A transformative leader, Gallas served as president of ASPA from 1976-1977. She has been described as a dedicated and committed leader.
ASPA Executive Director Antoinette Samuel expressed deep sorrow over her passing. “As the first female president of ASPA, Nesta led ASPA through an important period in its history and provided a shining example of leadership in the association. She was a committed leader with a passion for public service and believed in the role that ASPA should play in serving as a bridge where practitioners and academicians meet. Her lifetime dedication to effective public administration and strengthening ASPA is without debate. We will miss her dearly.”
She was joined by ASPA President Tom Liou. “We have all benefitted greatly from Nesta’s leadership within ASPA and other organizations dedicated to enhanced public service. She was a pioneer and offered extraordinary guidance in both the academic and practitioner world. Her spirited dedication to teaching a new generation of public servants and educating those in the field was unparalleled. We are grateful for her contributions and will miss her,” said Liou.
In recognition of Gallas’ commitment and service to ASPA, the society is collecting tributes from friends, ASPA members, students and others who knew or were inspired by Gallas.To submit a tribute for inclusion in PA TIMES, print and online editions, please send tribute along with your name, title and affiliation to ASPA’s Communications Director Melissa Williams at email@example.com.
Gallas’ official obituary is reproduced below.
Nesta Mabyn Gallas died in Rancho Palos Verdes, California, 11 August 2012. She was born in Herne Bay, England, on 29 August 1917, the second daughter of William Pring Williams and Katherine Tardrew. Nesta moved to California with her family in 1923. They settled in Santa Monica. She entered college at the age of fifteen and received her Bachelor of Arts degree in Psychology with honors from UCLA in 1938. While at UCLA she was the May Day Queen and played the cello in the Los Angeles Philharmonic Orchestra and chamber music at the Biltmore Hotel.
Following graduation, Nesta worked for the Los Angeles County Civil Service from 1938 to 1942 where she met her future husband, Edward Gallas. Edward and Nesta married in Cambridge, Massachusetts, in 1943. Following Edward’s service in the Navy during the War, they moved first to Northern California and then with two sons to Honolulu where she worked for the Civil Service Commission and had two daughters.
From 1953 to 1958, Nesta was the first female Personnel Director for the City and County of Honolulu. The family than moved to Los Angeles where she studied for and received a Master’s and Doctorate in Public Administration at the University of Southern California in 1967 and served on the faculty.

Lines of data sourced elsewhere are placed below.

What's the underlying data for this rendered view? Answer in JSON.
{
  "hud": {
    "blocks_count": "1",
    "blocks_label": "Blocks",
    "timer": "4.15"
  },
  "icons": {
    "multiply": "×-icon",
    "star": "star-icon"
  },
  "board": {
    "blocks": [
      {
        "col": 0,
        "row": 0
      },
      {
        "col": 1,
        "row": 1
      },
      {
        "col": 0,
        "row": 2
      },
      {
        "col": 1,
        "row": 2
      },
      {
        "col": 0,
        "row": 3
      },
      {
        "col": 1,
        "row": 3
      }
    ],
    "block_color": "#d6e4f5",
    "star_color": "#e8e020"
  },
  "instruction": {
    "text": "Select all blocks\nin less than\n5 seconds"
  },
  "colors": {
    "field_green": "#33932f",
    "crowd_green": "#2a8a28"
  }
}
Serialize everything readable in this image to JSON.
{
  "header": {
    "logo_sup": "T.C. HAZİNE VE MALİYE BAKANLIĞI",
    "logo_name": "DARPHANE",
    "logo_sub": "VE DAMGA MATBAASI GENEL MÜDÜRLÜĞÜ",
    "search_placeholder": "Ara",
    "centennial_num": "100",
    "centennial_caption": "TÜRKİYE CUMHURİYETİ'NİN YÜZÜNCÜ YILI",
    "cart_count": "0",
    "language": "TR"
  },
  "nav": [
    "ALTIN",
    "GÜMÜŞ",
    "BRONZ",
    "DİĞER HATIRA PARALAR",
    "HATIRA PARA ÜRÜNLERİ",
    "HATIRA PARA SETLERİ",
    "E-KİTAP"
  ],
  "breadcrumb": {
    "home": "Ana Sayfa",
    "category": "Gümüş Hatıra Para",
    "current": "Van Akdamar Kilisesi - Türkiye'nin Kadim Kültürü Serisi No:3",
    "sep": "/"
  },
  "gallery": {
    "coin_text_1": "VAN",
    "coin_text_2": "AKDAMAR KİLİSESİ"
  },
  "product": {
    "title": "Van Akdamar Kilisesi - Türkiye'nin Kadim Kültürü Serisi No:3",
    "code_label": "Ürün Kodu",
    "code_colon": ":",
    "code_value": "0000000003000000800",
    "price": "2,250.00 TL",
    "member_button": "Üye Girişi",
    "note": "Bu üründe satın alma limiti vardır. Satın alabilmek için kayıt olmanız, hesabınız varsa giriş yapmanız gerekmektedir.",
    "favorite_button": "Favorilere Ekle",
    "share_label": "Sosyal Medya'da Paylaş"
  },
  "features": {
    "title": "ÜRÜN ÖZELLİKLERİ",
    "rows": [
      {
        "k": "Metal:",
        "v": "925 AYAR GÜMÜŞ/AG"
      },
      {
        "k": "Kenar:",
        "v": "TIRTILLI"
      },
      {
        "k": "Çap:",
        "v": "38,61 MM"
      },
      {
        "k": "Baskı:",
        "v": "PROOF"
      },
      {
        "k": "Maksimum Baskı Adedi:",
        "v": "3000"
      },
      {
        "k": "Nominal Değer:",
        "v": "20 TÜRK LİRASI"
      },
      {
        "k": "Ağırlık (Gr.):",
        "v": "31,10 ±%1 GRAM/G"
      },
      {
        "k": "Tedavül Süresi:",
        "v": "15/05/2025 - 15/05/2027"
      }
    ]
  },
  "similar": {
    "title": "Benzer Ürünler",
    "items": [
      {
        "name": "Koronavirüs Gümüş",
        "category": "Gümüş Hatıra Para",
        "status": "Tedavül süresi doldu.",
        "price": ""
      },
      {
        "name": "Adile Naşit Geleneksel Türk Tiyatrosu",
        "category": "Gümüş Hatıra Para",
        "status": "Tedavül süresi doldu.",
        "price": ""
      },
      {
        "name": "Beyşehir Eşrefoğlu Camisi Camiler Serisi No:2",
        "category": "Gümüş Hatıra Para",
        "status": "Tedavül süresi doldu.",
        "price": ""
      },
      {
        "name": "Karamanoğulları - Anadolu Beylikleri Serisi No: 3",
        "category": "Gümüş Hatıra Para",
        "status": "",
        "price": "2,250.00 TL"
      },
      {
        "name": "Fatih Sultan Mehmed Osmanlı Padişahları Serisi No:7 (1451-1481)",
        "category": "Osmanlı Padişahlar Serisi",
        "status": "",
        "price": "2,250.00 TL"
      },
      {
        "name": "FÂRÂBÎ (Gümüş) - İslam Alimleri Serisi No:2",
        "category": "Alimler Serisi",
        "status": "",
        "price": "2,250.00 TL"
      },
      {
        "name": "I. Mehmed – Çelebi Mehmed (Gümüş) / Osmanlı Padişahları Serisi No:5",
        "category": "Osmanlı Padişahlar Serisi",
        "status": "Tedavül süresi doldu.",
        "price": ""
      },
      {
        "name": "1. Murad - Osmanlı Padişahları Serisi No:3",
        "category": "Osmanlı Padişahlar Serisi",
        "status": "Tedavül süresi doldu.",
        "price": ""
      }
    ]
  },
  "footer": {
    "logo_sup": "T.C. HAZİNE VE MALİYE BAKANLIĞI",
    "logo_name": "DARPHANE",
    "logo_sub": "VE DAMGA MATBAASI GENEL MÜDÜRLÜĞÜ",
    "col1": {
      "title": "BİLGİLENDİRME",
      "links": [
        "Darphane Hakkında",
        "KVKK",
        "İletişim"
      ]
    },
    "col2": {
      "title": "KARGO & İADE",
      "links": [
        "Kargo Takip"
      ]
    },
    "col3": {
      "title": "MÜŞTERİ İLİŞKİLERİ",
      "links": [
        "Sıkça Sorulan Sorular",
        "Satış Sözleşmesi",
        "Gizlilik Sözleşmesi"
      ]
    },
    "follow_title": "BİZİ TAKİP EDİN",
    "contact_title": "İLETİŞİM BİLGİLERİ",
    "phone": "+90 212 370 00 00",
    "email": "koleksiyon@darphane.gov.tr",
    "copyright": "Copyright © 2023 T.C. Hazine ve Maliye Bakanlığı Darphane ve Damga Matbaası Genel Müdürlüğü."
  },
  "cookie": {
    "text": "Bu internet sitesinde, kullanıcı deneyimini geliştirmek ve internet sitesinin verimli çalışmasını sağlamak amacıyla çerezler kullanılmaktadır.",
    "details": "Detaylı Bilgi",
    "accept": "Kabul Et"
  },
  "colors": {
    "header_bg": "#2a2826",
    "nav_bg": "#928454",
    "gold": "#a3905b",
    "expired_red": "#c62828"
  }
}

Following relocation to New York City, Nesta worked at the United Nations as a Public Administration Officer. From 1968 to 1986 she was a professor at City University of New York, John Jay College of Criminal Justice, where she was also the Dean of Graduate Studies. She became Professor Emeritus in 1986.
Widely published and a mentor for many women and men, Nesta was active in professional organizations throughout her career. She was elected to membership as a Fellow of the National Academy of Public Administration in1973. She was the first woman president of the American Society for Public Administration, 1976-77, and she received its Cushman Award for outstanding achievement in advancing the practice of public administration. Nesta co-authored with Edward Gallas and Ernest Friesen the seminal textbook on court management, Managing the Courts.
After retirement, Nesta and Edward worked together on numerous international projects for the World Bank and the State Department (US AID). Their work took them to Jamaica, Moldova, Thailand, and China, among other locations.
Nesta loved art, wine, family and friends. She was a master of drawing people out and never ceased to ask difficult questions, while simultaneously maintaining her own fierce privacy. A lifelong gardener, she designed and tended orchids at her home in Palos Verdes, California, and she created a “things found” sculpture garden in Point Pleasant, Pennsylvania. Even up to the final moments of her life, Nesta had a passion for examining and understanding her experience.
She was predeceased by Edward Gallas, her beloved husband of sixty-seven years and lifelong colleague. She is survived by her four children: Geoff Gallas of Philadelphia, William (Boo) Gallas and wife, Diane Graner Gallas of Manhattan Beach, California, Karen Gallas and husband, Dave Edwards of Peacham, Vermont, and Stephanie Gallas of Vergennes, Vermont; eleven grandchildren and three great grandchildren.